- Beswick & Watton Church of England VC Primary, Driffield (Diocese of York)
- Accrington St Christopher’s Church of England High School, Accrington (Diocese of Blackburn)
Creative school of the year
- Dagenham Park Church of England School, Dagenham (Diocese of Chelmsford)
- Seal Church of England Primary School, Sevenoaks (Diocese of Rochester)
- Staindrop Church of England Primary, Darlington (Diocese of Durham)
- St Marylebone Church of England School, Marylebone (Diocese of London)
Notes for Editors
- *SIAMS: Statutory Inspection of Anglican and Methodist Schools. More...
- Church Urban Fund data: Sparkbrook
The Church of England vision for education is Deeply Christian, Serving the Common Good - with Jesus' promise of 'life in all its fullness' at its heart. The key values of Church of England education are wisdom, hope, community and dignity. Approximately 1 million children attend Church of England schools today. A quarter of primary schools are Church of England, which operate for the good of the whole community, irrespective of faith background, meaning children from all backgrounds may attend.

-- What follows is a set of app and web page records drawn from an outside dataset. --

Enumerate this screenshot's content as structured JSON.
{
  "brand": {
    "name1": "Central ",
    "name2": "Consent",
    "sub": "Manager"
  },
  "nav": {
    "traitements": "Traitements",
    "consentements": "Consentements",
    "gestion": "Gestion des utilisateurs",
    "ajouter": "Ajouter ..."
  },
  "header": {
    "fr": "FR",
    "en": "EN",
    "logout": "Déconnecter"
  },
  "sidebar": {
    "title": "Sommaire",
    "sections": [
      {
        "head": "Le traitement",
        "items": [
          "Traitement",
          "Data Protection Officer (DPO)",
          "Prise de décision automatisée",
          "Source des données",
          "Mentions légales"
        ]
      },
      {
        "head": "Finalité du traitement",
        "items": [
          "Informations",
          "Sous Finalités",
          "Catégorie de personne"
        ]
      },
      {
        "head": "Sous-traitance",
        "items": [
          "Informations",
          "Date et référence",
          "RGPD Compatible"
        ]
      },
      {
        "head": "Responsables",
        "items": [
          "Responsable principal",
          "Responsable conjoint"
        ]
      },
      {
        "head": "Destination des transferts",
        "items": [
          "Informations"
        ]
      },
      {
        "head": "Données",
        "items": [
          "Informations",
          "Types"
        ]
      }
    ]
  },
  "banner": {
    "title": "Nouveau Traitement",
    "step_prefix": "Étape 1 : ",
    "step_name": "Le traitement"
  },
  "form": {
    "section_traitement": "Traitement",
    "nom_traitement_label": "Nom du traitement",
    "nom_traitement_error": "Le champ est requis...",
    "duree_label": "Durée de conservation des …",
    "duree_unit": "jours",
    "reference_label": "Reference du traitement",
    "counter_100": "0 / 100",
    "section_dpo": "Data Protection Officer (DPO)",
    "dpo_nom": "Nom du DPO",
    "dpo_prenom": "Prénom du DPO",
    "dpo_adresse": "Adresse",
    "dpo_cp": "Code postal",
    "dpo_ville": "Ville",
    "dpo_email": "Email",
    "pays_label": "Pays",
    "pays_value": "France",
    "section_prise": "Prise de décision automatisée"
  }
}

- Approximately one million children attend Church of England schools.
- About 15 million people alive today went to a Church of England school.
- A quarter of primary schools and over 200 secondary schools are Church of England.
- With 250 sponsored and over 650 converter academies, the Church is the biggest sponsor of academies in England.
- Over 500 independent schools declare themselves to be Church of England in ethos.
- Across the country, Church of England clergy dedicate a million hours every year to working with children and young people in schools, often providing holiday and after-school activities.
- There are 22,500 Foundation Governors in Church schools recruited, trained and supported by dioceses.
- Each diocese runs a Diocesan Board of Education supporting Church schools, which represents an annual investment of over £15 million.